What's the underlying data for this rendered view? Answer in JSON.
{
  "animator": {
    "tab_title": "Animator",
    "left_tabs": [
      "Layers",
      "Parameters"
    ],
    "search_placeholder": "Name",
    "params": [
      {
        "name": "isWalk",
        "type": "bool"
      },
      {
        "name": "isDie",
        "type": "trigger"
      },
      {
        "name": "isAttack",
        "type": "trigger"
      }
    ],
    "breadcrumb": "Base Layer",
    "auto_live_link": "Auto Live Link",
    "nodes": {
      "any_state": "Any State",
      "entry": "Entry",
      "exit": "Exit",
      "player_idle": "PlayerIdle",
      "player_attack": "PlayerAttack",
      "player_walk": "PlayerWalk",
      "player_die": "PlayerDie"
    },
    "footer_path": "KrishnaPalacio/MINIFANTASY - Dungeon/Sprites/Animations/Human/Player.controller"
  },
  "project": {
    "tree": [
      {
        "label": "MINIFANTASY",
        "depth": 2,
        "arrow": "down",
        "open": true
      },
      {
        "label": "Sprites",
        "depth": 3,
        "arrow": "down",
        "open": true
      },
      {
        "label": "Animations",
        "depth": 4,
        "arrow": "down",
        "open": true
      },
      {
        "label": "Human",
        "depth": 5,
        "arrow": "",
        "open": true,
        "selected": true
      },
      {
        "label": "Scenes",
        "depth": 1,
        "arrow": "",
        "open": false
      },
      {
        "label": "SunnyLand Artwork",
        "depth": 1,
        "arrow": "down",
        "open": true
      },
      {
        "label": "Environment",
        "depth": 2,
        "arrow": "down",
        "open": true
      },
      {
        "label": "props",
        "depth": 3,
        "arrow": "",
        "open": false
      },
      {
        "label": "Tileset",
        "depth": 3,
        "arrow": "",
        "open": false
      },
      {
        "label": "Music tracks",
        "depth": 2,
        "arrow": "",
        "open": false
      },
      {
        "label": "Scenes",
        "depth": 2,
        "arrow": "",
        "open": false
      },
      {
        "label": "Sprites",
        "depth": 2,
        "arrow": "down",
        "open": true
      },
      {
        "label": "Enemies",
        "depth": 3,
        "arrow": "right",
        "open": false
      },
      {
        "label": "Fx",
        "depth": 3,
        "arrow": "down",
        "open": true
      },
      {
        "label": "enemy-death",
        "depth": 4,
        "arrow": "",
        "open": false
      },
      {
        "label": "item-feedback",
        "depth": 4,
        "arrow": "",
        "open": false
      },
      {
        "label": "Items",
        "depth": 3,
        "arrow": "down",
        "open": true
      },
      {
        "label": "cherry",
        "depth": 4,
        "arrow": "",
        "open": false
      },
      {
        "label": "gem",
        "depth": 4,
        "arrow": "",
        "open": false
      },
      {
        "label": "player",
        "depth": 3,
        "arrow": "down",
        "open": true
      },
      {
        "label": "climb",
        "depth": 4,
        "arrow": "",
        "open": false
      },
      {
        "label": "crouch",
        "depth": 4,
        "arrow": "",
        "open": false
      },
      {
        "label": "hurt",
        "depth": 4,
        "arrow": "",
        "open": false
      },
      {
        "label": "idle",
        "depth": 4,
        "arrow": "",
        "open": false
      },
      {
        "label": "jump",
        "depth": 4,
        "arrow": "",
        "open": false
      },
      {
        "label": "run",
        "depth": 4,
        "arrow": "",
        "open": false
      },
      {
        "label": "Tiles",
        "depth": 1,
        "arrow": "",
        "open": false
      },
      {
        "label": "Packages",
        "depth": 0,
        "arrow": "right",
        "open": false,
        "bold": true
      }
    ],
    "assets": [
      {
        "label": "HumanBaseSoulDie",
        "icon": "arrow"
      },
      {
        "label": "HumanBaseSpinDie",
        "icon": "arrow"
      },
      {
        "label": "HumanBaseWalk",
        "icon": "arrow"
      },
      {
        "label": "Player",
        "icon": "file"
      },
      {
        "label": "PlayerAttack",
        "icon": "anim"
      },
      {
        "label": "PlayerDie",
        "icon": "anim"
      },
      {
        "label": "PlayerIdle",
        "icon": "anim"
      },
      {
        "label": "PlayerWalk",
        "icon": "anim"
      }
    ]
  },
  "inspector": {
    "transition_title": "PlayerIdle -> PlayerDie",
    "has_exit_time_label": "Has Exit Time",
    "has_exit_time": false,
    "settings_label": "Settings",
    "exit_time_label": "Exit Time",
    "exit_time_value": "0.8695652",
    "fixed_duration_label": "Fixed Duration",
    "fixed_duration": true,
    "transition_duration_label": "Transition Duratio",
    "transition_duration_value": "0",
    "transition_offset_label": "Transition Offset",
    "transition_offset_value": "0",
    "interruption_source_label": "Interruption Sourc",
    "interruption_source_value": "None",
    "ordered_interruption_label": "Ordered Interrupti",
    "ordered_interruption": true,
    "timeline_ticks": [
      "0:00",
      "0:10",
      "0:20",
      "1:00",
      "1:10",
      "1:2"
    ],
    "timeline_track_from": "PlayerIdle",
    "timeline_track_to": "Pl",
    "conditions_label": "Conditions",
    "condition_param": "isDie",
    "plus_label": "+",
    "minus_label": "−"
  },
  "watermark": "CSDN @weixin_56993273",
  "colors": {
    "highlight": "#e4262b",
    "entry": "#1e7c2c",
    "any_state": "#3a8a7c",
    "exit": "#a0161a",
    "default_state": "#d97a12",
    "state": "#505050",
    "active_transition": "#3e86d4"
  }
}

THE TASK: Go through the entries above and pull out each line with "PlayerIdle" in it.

RESULT OF THIS TASK:
      "player_idle": "PlayerIdle",
        "label": "PlayerIdle",
    "transition_title": "PlayerIdle -> PlayerDie",
    "timeline_track_from": "PlayerIdle",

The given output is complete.